DIRECTIONS FOR THIS TASK
For this exercise, print all of the data exactly as given.

Dataset rows for apps and sites
=== Section Start ===

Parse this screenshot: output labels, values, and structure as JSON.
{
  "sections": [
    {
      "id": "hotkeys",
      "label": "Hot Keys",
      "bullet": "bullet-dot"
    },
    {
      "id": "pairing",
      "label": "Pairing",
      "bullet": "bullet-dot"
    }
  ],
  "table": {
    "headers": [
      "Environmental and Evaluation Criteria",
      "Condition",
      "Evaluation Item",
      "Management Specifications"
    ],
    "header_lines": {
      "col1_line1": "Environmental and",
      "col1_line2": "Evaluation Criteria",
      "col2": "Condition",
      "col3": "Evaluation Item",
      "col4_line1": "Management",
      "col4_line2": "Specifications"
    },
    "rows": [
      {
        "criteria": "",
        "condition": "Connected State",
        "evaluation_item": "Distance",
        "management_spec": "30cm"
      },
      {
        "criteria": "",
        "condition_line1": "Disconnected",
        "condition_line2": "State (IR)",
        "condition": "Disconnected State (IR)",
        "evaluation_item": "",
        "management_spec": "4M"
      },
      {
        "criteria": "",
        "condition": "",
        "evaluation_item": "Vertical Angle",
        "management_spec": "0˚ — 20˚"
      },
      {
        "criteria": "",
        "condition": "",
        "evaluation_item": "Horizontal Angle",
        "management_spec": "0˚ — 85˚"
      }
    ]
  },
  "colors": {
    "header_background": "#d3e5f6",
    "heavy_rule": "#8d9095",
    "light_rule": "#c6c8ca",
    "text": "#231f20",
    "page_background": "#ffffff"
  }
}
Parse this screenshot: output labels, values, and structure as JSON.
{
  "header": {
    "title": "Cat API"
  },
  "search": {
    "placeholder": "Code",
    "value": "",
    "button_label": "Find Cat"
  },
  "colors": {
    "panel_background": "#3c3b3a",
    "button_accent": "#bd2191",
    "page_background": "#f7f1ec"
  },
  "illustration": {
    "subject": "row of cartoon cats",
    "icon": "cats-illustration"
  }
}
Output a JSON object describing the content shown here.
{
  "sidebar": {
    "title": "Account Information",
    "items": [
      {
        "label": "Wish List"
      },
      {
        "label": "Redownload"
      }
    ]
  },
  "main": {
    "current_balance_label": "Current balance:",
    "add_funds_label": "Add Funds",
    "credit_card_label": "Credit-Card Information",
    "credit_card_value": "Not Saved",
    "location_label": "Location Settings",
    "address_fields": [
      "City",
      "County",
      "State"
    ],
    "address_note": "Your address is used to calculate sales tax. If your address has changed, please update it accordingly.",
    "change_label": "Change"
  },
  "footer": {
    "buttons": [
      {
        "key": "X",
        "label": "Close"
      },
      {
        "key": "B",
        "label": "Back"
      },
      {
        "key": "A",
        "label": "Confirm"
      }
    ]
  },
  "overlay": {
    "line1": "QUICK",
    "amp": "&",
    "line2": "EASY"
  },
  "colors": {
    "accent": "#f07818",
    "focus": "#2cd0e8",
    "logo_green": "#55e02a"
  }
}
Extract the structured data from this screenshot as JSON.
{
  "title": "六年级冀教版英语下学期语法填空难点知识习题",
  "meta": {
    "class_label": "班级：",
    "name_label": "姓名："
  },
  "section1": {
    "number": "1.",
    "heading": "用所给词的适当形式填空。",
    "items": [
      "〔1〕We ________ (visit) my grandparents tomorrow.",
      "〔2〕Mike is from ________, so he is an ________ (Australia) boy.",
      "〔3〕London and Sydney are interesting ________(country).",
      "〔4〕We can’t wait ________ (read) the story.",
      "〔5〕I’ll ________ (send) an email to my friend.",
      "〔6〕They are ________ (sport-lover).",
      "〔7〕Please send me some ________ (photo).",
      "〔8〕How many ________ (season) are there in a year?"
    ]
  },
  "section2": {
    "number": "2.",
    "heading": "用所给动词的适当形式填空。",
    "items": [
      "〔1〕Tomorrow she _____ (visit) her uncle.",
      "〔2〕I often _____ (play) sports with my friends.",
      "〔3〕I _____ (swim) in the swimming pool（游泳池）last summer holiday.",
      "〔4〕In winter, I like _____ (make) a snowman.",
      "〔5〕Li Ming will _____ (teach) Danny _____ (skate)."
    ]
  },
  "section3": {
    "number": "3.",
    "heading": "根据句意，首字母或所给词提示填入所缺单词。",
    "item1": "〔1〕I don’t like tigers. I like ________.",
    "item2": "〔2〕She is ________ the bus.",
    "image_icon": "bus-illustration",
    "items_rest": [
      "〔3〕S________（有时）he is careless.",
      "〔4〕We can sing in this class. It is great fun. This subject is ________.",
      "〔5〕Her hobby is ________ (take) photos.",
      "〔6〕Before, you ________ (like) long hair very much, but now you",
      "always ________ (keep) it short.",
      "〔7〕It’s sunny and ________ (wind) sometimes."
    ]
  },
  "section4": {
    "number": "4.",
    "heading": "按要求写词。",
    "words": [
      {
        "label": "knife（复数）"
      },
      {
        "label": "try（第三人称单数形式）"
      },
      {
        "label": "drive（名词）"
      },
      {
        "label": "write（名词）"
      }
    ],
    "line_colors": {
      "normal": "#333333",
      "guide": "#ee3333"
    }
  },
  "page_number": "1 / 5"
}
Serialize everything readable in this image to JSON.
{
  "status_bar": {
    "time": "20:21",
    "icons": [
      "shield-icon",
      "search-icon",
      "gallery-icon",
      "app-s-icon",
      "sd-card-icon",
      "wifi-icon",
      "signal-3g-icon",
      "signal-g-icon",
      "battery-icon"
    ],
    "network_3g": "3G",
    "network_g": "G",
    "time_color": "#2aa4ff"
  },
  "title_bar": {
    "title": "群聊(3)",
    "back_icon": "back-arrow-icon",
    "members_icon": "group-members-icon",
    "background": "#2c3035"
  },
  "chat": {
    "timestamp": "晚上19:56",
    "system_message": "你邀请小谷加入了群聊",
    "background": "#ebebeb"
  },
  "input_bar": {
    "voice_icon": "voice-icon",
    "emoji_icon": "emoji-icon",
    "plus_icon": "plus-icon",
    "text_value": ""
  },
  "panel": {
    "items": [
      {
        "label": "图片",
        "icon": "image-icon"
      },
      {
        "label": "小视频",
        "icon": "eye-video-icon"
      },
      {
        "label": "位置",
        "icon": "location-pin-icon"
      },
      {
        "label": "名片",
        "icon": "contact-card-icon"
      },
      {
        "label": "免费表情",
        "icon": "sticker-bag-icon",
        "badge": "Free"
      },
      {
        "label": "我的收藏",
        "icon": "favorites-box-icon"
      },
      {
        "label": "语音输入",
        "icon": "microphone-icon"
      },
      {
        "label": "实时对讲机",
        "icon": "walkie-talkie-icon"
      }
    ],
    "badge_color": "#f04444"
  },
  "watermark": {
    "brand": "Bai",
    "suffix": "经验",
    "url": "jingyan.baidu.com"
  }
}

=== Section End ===

COMPLETED EXERCISE
Parse this screenshot: output labels, values, and structure as JSON.
{
  "sections": [
    {
      "id": "hotkeys",
      "label": "Hot Keys",
      "bullet": "bullet-dot"
    },
    {
      "id": "pairing",
      "label": "Pairing",
      "bullet": "bullet-dot"
    }
  ],
  "table": {
    "headers": [
      "Environmental and Evaluation Criteria",
      "Condition",
      "Evaluation Item",
      "Management Specifications"
    ],
    "header_lines": {
      "col1_line1": "Environmental and",
      "col1_line2": "Evaluation Criteria",
      "col2": "Condition",
      "col3": "Evaluation Item",
      "col4_line1": "Management",
      "col4_line2": "Specifications"
    },
    "rows": [
      {
        "criteria": "",
        "condition": "Connected State",
        "evaluation_item": "Distance",
        "management_spec": "30cm"
      },
      {
        "criteria": "",
        "condition_line1": "Disconnected",
        "condition_line2": "State (IR)",
        "condition": "Disconnected State (IR)",
        "evaluation_item": "",
        "management_spec": "4M"
      },
      {
        "criteria": "",
        "condition": "",
        "evaluation_item": "Vertical Angle",
        "management_spec": "0˚ — 20˚"
      },
      {
        "criteria": "",
        "condition": "",
        "evaluation_item": "Horizontal Angle",
        "management_spec": "0˚ — 85˚"
      }
    ]
  },
  "colors": {
    "header_background": "#d3e5f6",
    "heavy_rule": "#8d9095",
    "light_rule": "#c6c8ca",
    "text": "#231f20",
    "page_background": "#ffffff"
  }
}
Parse this screenshot: output labels, values, and structure as JSON.
{
  "header": {
    "title": "Cat API"
  },
  "search": {
    "placeholder": "Code",
    "value": "",
    "button_label": "Find Cat"
  },
  "colors": {
    "panel_background": "#3c3b3a",
    "button_accent": "#bd2191",
    "page_background": "#f7f1ec"
  },
  "illustration": {
    "subject": "row of cartoon cats",
    "icon": "cats-illustration"
  }
}
Output a JSON object describing the content shown here.
{
  "sidebar": {
    "title": "Account Information",
    "items": [
      {
        "label": "Wish List"
      },
      {
        "label": "Redownload"
      }
    ]
  },
  "main": {
    "current_balance_label": "Current balance:",
    "add_funds_label": "Add Funds",
    "credit_card_label": "Credit-Card Information",
    "credit_card_value": "Not Saved",
    "location_label": "Location Settings",
    "address_fields": [
      "City",
      "County",
      "State"
    ],
    "address_note": "Your address is used to calculate sales tax. If your address has changed, please update it accordingly.",
    "change_label": "Change"
  },
  "footer": {
    "buttons": [
      {
        "key": "X",
        "label": "Close"
      },
      {
        "key": "B",
        "label": "Back"
      },
      {
        "key": "A",
        "label": "Confirm"
      }
    ]
  },
  "overlay": {
    "line1": "QUICK",
    "amp": "&",
    "line2": "EASY"
  },
  "colors": {
    "accent": "#f07818",
    "focus": "#2cd0e8",
    "logo_green": "#55e02a"
  }
}
Extract the structured data from this screenshot as JSON.
{
  "title": "六年级冀教版英语下学期语法填空难点知识习题",
  "meta": {
    "class_label": "班级：",
    "name_label": "姓名："
  },
  "section1": {
    "number": "1.",
    "heading": "用所给词的适当形式填空。",
    "items": [
      "〔1〕We ________ (visit) my grandparents tomorrow.",
      "〔2〕Mike is from ________, so he is an ________ (Australia) boy.",
      "〔3〕London and Sydney are interesting ________(country).",
      "〔4〕We can’t wait ________ (read) the story.",
      "〔5〕I’ll ________ (send) an email to my friend.",
      "〔6〕They are ________ (sport-lover).",
      "〔7〕Please send me some ________ (photo).",
      "〔8〕How many ________ (season) are there in a year?"
    ]
  },
  "section2": {
    "number": "2.",
    "heading": "用所给动词的适当形式填空。",
    "items": [
      "〔1〕Tomorrow she _____ (visit) her uncle.",
      "〔2〕I often _____ (play) sports with my friends.",
      "〔3〕I _____ (swim) in the swimming pool（游泳池）last summer holiday.",
      "〔4〕In winter, I like _____ (make) a snowman.",
      "〔5〕Li Ming will _____ (teach) Danny _____ (skate)."
    ]
  },
  "section3": {
    "number": "3.",
    "heading": "根据句意，首字母或所给词提示填入所缺单词。",
    "item1": "〔1〕I don’t like tigers. I like ________.",
    "item2": "〔2〕She is ________ the bus.",
    "image_icon": "bus-illustration",
    "items_rest": [
      "〔3〕S________（有时）he is careless.",
      "〔4〕We can sing in this class. It is great fun. This subject is ________.",
      "〔5〕Her hobby is ________ (take) photos.",
      "〔6〕Before, you ________ (like) long hair very much, but now you",
      "always ________ (keep) it short.",
      "〔7〕It’s sunny and ________ (wind) sometimes."
    ]
  },
  "section4": {
    "number": "4.",
    "heading": "按要求写词。",
    "words": [
      {
        "label": "knife（复数）"
      },
      {
        "label": "try（第三人称单数形式）"
      },
      {
        "label": "drive（名词）"
      },
      {
        "label": "write（名词）"
      }
    ],
    "line_colors": {
      "normal": "#333333",
      "guide": "#ee3333"
    }
  },
  "page_number": "1 / 5"
}
Serialize everything readable in this image to JSON.
{
  "status_bar": {
    "time": "20:21",
    "icons": [
      "shield-icon",
      "search-icon",
      "gallery-icon",
      "app-s-icon",
      "sd-card-icon",
      "wifi-icon",
      "signal-3g-icon",
      "signal-g-icon",
      "battery-icon"
    ],
    "network_3g": "3G",
    "network_g": "G",
    "time_color": "#2aa4ff"
  },
  "title_bar": {
    "title": "群聊(3)",
    "back_icon": "back-arrow-icon",
    "members_icon": "group-members-icon",
    "background": "#2c3035"
  },
  "chat": {
    "timestamp": "晚上19:56",
    "system_message": "你邀请小谷加入了群聊",
    "background": "#ebebeb"
  },
  "input_bar": {
    "voice_icon": "voice-icon",
    "emoji_icon": "emoji-icon",
    "plus_icon": "plus-icon",
    "text_value": ""
  },
  "panel": {
    "items": [
      {
        "label": "图片",
        "icon": "image-icon"
      },
      {
        "label": "小视频",
        "icon": "eye-video-icon"
      },
      {
        "label": "位置",
        "icon": "location-pin-icon"
      },
      {
        "label": "名片",
        "icon": "contact-card-icon"
      },
      {
        "label": "免费表情",
        "icon": "sticker-bag-icon",
        "badge": "Free"
      },
      {
        "label": "我的收藏",
        "icon": "favorites-box-icon"
      },
      {
        "label": "语音输入",
        "icon": "microphone-icon"
      },
      {
        "label": "实时对讲机",
        "icon": "walkie-talkie-icon"
      }
    ],
    "badge_color": "#f04444"
  },
  "watermark": {
    "brand": "Bai",
    "suffix": "经验",
    "url": "jingyan.baidu.com"
  }
}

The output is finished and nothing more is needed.